The G20 meeting over the weekend could not be much different and it was bound to let people down as there was no speculation of new policy agreements. Good intentions were voiced though in the shape of more regulations both for hedge funds and rating agencies. More money supply to help emerging countries and clearance of toxic assets were also discussed but the markets remained heavily indifferent as all of this is pretty much a repetition of what has been heard before.
A Sunday Times article discussing the â€˜Cracks in the Euroâ€™ could weigh on the single currency today and tomorrow as the current crisis is putting a large strain on the Euro zone as it celebrates its first ten years. Many commentators are saying it will buckle under the strain.
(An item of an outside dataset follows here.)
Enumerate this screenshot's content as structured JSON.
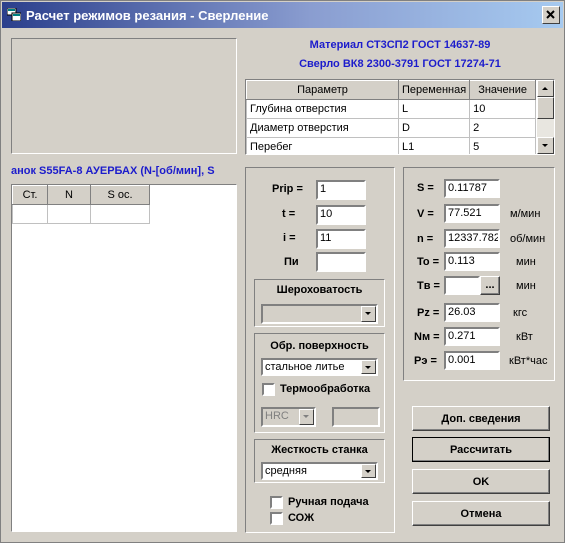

Focus this week will be on Central Banks with the Federal Open Market Committee (FOMC) and Bank of Japan (BoJ) meeting on Wednesday. No change is expected but comments will be closely watched for further speculation regarding quantitative easing.
â€œQuantitative easingâ€ refers to the creation of â€˜thin air moneyâ€™, or in simpler words money that Central Banks are printing and later injecting into the private banking system in order to increase the money supply
The Bank of England has started the buying of Gilts as part of its quantitative easing operations. The Swiss Bank has weakened their currency and market is now looking to see if the FED will join in and start buying longer dated Treasuries. If this is the case then it is likely that the USD will come under some pressure in much the same way GBP has last week.